- Failure of the ovary: The removal of the uterus will eliminate some of the blood that flows through a woman’s ovaries. If her ovaries were not removed during the hysterectomy, chances are that they will need to be removed up to five years after the procedure.
- Problems with the vagina: If the hysterectomy you had was performed through the upper part of your vagina,one of the possible complications after hysterectomy you could experience is prolapse in the future.
- Thrombosis: In order to prevent the chance of a blood clot that can halt circulation in a vein, also known as thrombosis, you may be administered a blood thinner. It is also the reason patients are encouraged to stand up and begin moving after an operation as soon as they are able.
- Premature menopause: If you are less than 40 years of age, you may experience early menopause as one of your hysterectomy complications. Once your hormone levels change and you are no longer ovulating, you could experience hot flashes and all of the other menopausal symptoms.
Other Complications of Hysterectomy That May Occur
All procedures can result in any number of complications following a surgery.

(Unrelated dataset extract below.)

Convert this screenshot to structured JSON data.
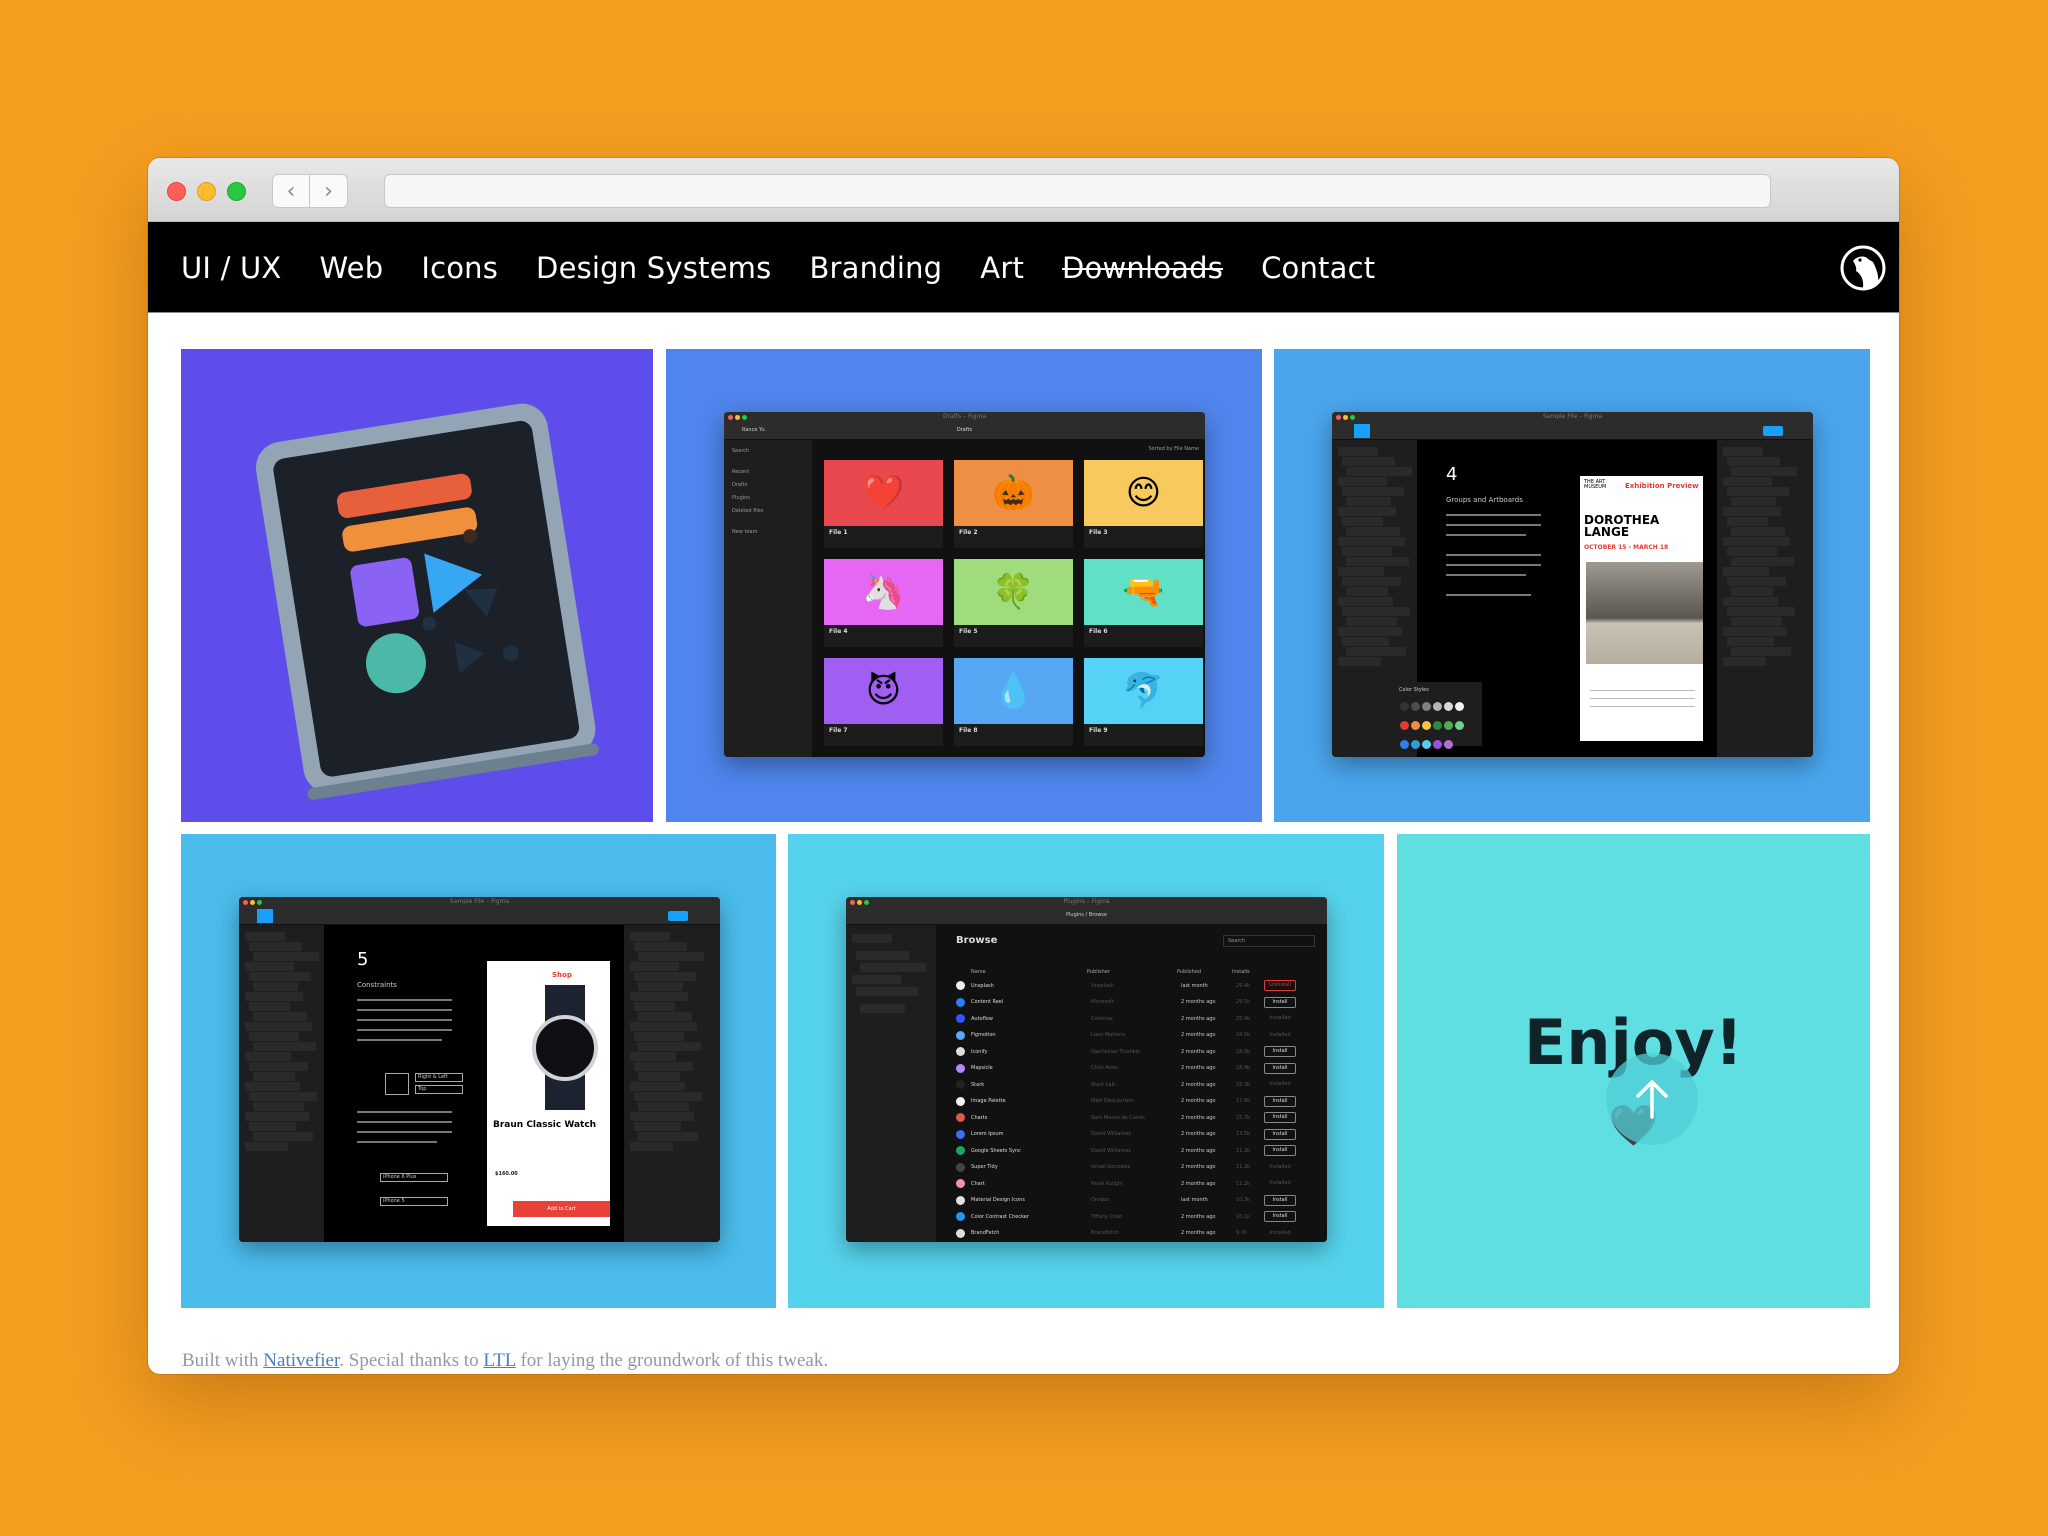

Some of these problems are more serious than others. Some of the lesser situations can include: vomiting; nausea; shortness of breath; a UTI or urinary tract infection; a hernia; general weakness; short term problems with your eye sight; tingling or numbness; and problems with the incision.
More serious conditions include: blood clot; pneumonia or a collapsed lung; the spread of cancerous cells; a blocked bowel or intestine; problems with the amount of drainage from the incision site; problems healing; inability of urine to leave the bladder; failure of the kidneys; a stroke; and even death.
How Is a Hysterectomy Performed?
In order to eliminate the risk of hysterectomy complications, you may want to know what is involved before and during this procedure. Make sure you alert your physician regarding any health issues you have.
- A complete explanation of the procedure will be discussed with you at which time you can ask any questions you may have.
- You will be given an IV which will make it more convenient to keep you hydrated and give you the anesthesia required for the operation.
- Your pelvic area may be shaved.
- A test of your urine as well as blood tests will be administered.
- You may have to have an enema to make sure the bowel is completely empty and cleansed.
- You will be given general anesthesia.
- A spinal anesthesia may also be administered.
- The uterus will be removed through your vagina or abdomen.
- Different instruments – from a laparoscope to robotic tools – will be used to ensure a complete and successful operation.
- A hysterectomy will take anywhere from 1 to 3 hours.
The lengths of time you will be required to remain in the hospital after the procedure depends on what shape you were in before the operation. Any pre-existing conditions you may have, such as diabetes, allergies, and high blood pressure, could hamper your healing abilities. The amount of pain medications you need following the surgery will determine how soon you can drive again and when you will be allowed to return to work.